- The Black Health Plan Working Group, a community of health sector leaders and health equity experts, was established to advance health outcomes for Black populations.
- We began creating the Indigenous Data Governance Matters process for all uses of Indigenous data across Ontario Health to ensure data is accessed and utilized appropriately in accordance with Indigenous data governance principles.
- We disseminated the Indigenous Cancer Care Unit’s province-wide Impact Assessment of barriers and opportunities within the cancer system to First Nations, Inuit, Métis and urban Indigenous communities, the Political Territorial Organizations and the Regional Cancer Programs.
I’m very happy that Ontario Health is listening to people who have lived experience with the health care system. We need to plan our health system to work for the most marginalized, the poorest, the most diverse populations that we can. If we make our health system function for all those folks, then it will function for everybody.Teri Henderson, Patient & Family Advisory Council member, Ontario Health Toronto Region
Strengthen Ontario Health
This year, we advanced our agency integration and unification mandate, moving forward with a transformation plan aimed at creating an integrated, high-performing and efficient organization.
- We achieved full integration and unification of 22 separate health organizations into one Ontario Health.
- Trillium Gift of Life Network and CorHealth joined Ontario Health (April 1, 2021, and December 1, 2021, respectively).
- Digital Excellence in Health restructured into an integrated digital service delivery model with defined key capabilities needed to meet our mandate of creating an integrated, coordinated digital and virtual service to enable and support health care delivery across the province.
- Our regional model allows us to identify regional and local health care needs, while also promoting the sharing of best practices and quality improvement within all regions and communities across Ontario.
- We created two northern Regions – North East Region and North West Region – to better support diverse needs in the North.
- Our strong financial performance throughout 2021/22 achieved 0.7% variance to budget.
We work in partnership with the hard-working clinical teams at rural and Northern hospitals across Ontario. When we avert a short-term staffing crisis or contribute to a longer-term staffing solution, we all celebrate.Cheryl B., Manager, Emergency Department and Northern Specialist Locum Programs

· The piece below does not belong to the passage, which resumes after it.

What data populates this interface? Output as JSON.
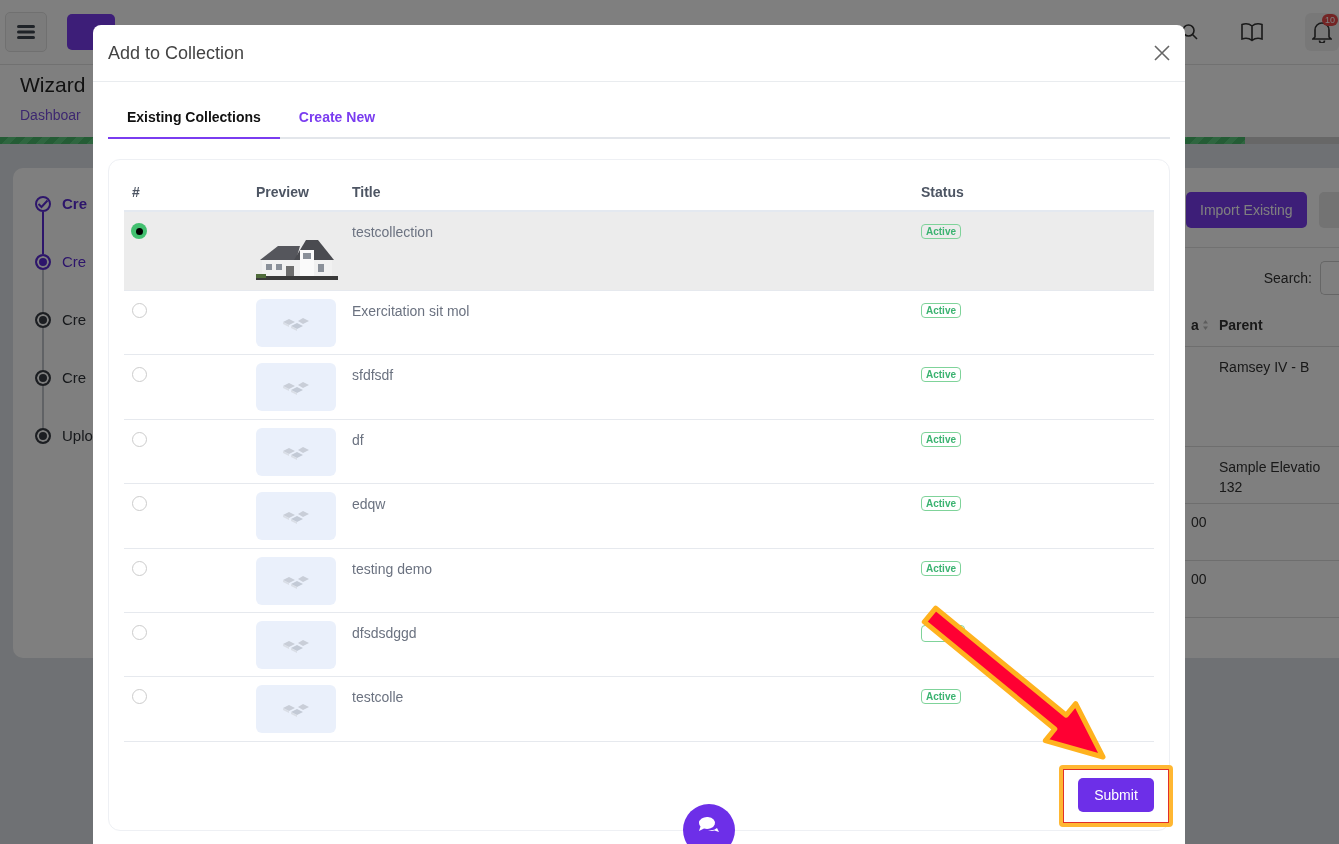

We are very grateful to our team members across Ontario Health, our Board of Directors, and our partners across the province, including the Ministry of Health and Ministry of Long-Term Care. Thanks to their many contributions, ongoing tenacity and commitment over this extended and unprecedented period, we are achieving our goal to improve the health and wellness of all Ontarians.Matthew Anderson, President & CEO, Ontario Health